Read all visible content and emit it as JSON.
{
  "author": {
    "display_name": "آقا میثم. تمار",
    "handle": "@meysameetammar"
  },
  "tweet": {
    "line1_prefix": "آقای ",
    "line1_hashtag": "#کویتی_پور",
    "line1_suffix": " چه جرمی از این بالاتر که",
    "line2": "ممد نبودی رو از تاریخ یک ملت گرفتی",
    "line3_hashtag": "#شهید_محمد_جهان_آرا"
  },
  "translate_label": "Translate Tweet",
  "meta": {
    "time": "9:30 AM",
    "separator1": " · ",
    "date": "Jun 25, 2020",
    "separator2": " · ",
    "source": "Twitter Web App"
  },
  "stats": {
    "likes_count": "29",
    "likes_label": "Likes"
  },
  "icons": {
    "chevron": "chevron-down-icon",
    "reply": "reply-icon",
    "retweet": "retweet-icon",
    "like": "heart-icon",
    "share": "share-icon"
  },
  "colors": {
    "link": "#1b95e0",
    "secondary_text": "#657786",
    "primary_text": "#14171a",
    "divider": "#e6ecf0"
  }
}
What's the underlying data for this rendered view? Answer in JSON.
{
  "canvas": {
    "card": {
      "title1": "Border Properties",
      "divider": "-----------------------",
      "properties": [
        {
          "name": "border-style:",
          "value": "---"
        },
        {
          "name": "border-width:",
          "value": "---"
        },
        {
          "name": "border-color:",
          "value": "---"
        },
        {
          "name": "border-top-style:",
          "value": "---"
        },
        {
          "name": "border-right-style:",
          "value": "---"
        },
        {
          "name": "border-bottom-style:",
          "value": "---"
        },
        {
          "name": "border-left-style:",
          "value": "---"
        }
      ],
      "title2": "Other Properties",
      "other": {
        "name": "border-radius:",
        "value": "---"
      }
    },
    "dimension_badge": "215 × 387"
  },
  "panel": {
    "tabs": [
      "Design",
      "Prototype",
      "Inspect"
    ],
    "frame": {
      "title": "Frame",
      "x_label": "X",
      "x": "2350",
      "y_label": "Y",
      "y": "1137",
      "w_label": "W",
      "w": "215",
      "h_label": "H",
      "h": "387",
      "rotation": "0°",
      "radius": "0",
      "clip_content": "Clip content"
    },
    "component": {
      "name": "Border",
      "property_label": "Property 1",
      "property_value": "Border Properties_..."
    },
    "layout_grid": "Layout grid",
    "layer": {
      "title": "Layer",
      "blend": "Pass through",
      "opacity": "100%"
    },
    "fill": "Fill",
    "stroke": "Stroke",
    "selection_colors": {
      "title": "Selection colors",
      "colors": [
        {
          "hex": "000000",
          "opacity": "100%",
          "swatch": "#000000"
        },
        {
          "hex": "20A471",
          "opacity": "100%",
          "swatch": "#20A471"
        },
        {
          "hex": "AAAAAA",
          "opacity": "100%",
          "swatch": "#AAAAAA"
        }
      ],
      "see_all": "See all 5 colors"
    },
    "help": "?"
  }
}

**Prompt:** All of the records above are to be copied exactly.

**Response:**
Read all visible content and emit it as JSON.
{
  "author": {
    "display_name": "آقا میثم. تمار",
    "handle": "@meysameetammar"
  },
  "tweet": {
    "line1_prefix": "آقای ",
    "line1_hashtag": "#کویتی_پور",
    "line1_suffix": " چه جرمی از این بالاتر که",
    "line2": "ممد نبودی رو از تاریخ یک ملت گرفتی",
    "line3_hashtag": "#شهید_محمد_جهان_آرا"
  },
  "translate_label": "Translate Tweet",
  "meta": {
    "time": "9:30 AM",
    "separator1": " · ",
    "date": "Jun 25, 2020",
    "separator2": " · ",
    "source": "Twitter Web App"
  },
  "stats": {
    "likes_count": "29",
    "likes_label": "Likes"
  },
  "icons": {
    "chevron": "chevron-down-icon",
    "reply": "reply-icon",
    "retweet": "retweet-icon",
    "like": "heart-icon",
    "share": "share-icon"
  },
  "colors": {
    "link": "#1b95e0",
    "secondary_text": "#657786",
    "primary_text": "#14171a",
    "divider": "#e6ecf0"
  }
}
What's the underlying data for this rendered view? Answer in JSON.
{
  "canvas": {
    "card": {
      "title1": "Border Properties",
      "divider": "-----------------------",
      "properties": [
        {
          "name": "border-style:",
          "value": "---"
        },
        {
          "name": "border-width:",
          "value": "---"
        },
        {
          "name": "border-color:",
          "value": "---"
        },
        {
          "name": "border-top-style:",
          "value": "---"
        },
        {
          "name": "border-right-style:",
          "value": "---"
        },
        {
          "name": "border-bottom-style:",
          "value": "---"
        },
        {
          "name": "border-left-style:",
          "value": "---"
        }
      ],
      "title2": "Other Properties",
      "other": {
        "name": "border-radius:",
        "value": "---"
      }
    },
    "dimension_badge": "215 × 387"
  },
  "panel": {
    "tabs": [
      "Design",
      "Prototype",
      "Inspect"
    ],
    "frame": {
      "title": "Frame",
      "x_label": "X",
      "x": "2350",
      "y_label": "Y",
      "y": "1137",
      "w_label": "W",
      "w": "215",
      "h_label": "H",
      "h": "387",
      "rotation": "0°",
      "radius": "0",
      "clip_content": "Clip content"
    },
    "component": {
      "name": "Border",
      "property_label": "Property 1",
      "property_value": "Border Properties_..."
    },
    "layout_grid": "Layout grid",
    "layer": {
      "title": "Layer",
      "blend": "Pass through",
      "opacity": "100%"
    },
    "fill": "Fill",
    "stroke": "Stroke",
    "selection_colors": {
      "title": "Selection colors",
      "colors": [
        {
          "hex": "000000",
          "opacity": "100%",
          "swatch": "#000000"
        },
        {
          "hex": "20A471",
          "opacity": "100%",
          "swatch": "#20A471"
        },
        {
          "hex": "AAAAAA",
          "opacity": "100%",
          "swatch": "#AAAAAA"
        }
      ],
      "see_all": "See all 5 colors"
    },
    "help": "?"
  }
}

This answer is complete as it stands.